PROMPT:
Records follow. Select each line holding "structured".

--- START ---

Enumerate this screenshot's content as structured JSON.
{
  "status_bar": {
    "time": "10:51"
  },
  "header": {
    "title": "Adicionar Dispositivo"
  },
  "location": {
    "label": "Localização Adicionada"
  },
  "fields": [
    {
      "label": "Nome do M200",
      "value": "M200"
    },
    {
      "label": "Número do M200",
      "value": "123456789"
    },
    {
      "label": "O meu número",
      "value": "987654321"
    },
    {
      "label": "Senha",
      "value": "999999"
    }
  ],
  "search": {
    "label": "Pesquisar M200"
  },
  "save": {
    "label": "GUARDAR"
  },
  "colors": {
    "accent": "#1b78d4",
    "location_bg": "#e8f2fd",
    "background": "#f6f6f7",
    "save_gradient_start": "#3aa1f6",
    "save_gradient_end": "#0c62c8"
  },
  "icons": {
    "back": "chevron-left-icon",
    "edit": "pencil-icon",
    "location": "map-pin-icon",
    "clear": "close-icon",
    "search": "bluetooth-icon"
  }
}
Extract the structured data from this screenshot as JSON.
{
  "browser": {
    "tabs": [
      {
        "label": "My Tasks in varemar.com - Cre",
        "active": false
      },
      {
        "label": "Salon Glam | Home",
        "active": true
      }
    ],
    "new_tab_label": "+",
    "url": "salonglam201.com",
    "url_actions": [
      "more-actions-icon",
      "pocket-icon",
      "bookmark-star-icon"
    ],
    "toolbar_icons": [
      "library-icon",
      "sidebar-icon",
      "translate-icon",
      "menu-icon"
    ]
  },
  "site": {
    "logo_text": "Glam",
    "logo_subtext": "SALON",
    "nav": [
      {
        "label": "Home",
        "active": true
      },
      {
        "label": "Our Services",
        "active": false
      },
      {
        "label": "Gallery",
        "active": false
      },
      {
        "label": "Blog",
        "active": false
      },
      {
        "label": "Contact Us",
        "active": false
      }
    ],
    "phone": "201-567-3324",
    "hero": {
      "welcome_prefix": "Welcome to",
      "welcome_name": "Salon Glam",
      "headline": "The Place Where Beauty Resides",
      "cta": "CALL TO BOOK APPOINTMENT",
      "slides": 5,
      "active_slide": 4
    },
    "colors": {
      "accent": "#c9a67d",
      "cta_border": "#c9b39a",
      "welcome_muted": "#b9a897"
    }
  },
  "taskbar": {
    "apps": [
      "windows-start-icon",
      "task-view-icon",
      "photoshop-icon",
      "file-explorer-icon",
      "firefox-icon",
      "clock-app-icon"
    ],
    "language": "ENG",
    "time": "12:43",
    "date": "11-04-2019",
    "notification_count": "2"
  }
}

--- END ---

TASK ANSWER:
Enumerate this screenshot's content as structured JSON.
Extract the structured data from this screenshot as JSON.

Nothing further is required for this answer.